clock menu more-arrow no yes mobile

Filed under:

Who is greatest Pacer center of all-time, part 2.

Roy Hibbert’s retirement got me thinking...

2014 Basketball Hall of Fame Enshrinement Ceremony
Bob Leonard, inductee speaks while he stands with presenters Mel Daniels and Larry Bird during 2014 Basketball Hall of Fame Enshrinement Ceremony at Symphony Hall on August 8, 2014 in Springfield, Massachusetts.
Photo by Jim Rogash/Getty Images

For part 1 click here.

Number five was Herb Williams and number four was Roy Hibbert. Now here’s numbers 3, 2 and 1.

3. Rik Smits

13 seasons with the Pacers: 14.8 ppg 6.1 rpg 1.3 bpg, 50.7 FG% 11.5 3P%, 77.3 FT%

Smits might be the most underrated Pacer on this entire list. He only made one all-star team as the starting center during his 13 years with the Pacers. The team only missed the playoffs twice while he had the position and put up arguably the most successful 10-year run in franchise history.

Smits was Reggie Miller’s number two until Jalen Rose showed up at the end of the century. From 1995-1997 Smits averaged 17 or more points per game, shooting over 52 percent in two of the three seasons.

The 1995 playoffs were Smits’ best, averaging 20 PPG and 7 RPG on 54.7 percent shooting. The Pacers beat the Knicks in seven games, where he averaged more points per game than Patrick Ewing.

If Shaq and Penny weren’t in the Pacers’ way that 1995 team might have been able to win a championship. Although he did manage to hit an awesome game winner during the series.

2. Jermaine O’Neal

8 season with the Pacers: 18.6 ppg 9.6 rpg 2.4 bpg, 45.8 FG% 16.3 3P% 71.9 FT%

Picking between Smits and O’Neal was hard for two reasons: Smits played longer with the Pacers and O’Neal only played half his career as the starting power forward.

I classified O’Neal as a center because each season he played 30 percent or more of his minutes there. Jeff Foster was the Pacers starting center for part of O’Neal’s tenure but, for the most part, the two were interchangable on both ends of the floor.

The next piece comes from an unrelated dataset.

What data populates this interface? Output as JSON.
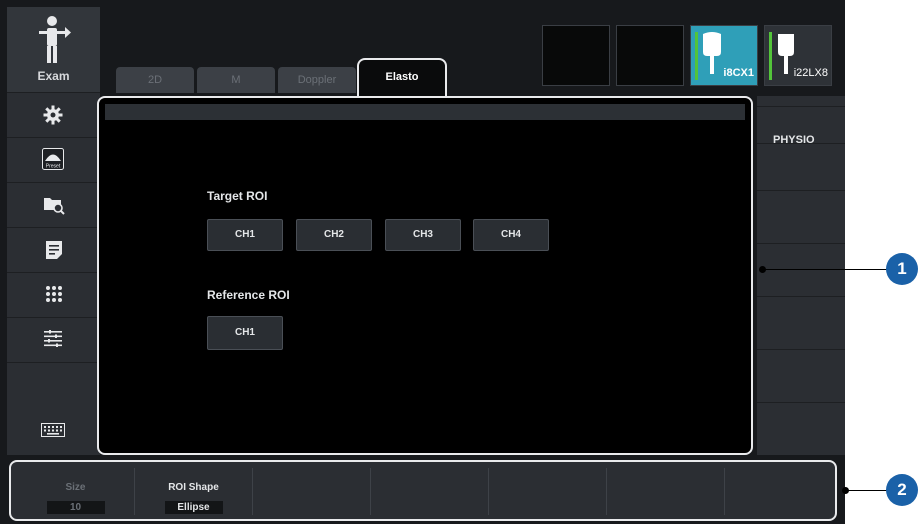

O’Neal makes number two on the list simply because he’s the closest any Indiana player has gotten to winning the league’s MVP award.

During his 2003-2004 season O’Neal averaged 20.1 PPG and 10 RPG as the clear leader on the greatest Pacer team of all time (in terms of wins). He finished the MVP vote behind legends Tim Duncan and Kevin Garnett.

I firmly believe that if Artest didn’t go into the stands during the 2004-2005 season O’Neal would have won MVP and maybe a championship. In just 44 games that season he averaged 24.3 PPG.

Oh yeah, he also scored 55 points in a single game.

1. Mel Daniels

6 seasons with the Pacers: 19.4 ppg 16 rpg 1.6 bpg** 48.3 FG% 6.9 3P%, 67.9 FT%

**they didn’t count blocks until the 1972-73 season, six years into Daniels career

Putting Daniels at number one was an easy choice. He’s one of the Pacers’ six Hall of Famers, won three ABA championships and two ABA MVP awards.

He averaged a ridiculous 17.1 PPG and 15.0 RPG over 95 playoff games with the Pacers. I didn’t get a chance to watch Daniels like I did Hibbert or O’Neal. There isn’t a ton of great YouTube videos for him either like there are for Smits.

So instead of writing about the box scores, I think this video from NBA.com does a great job telling his story with the Pacers.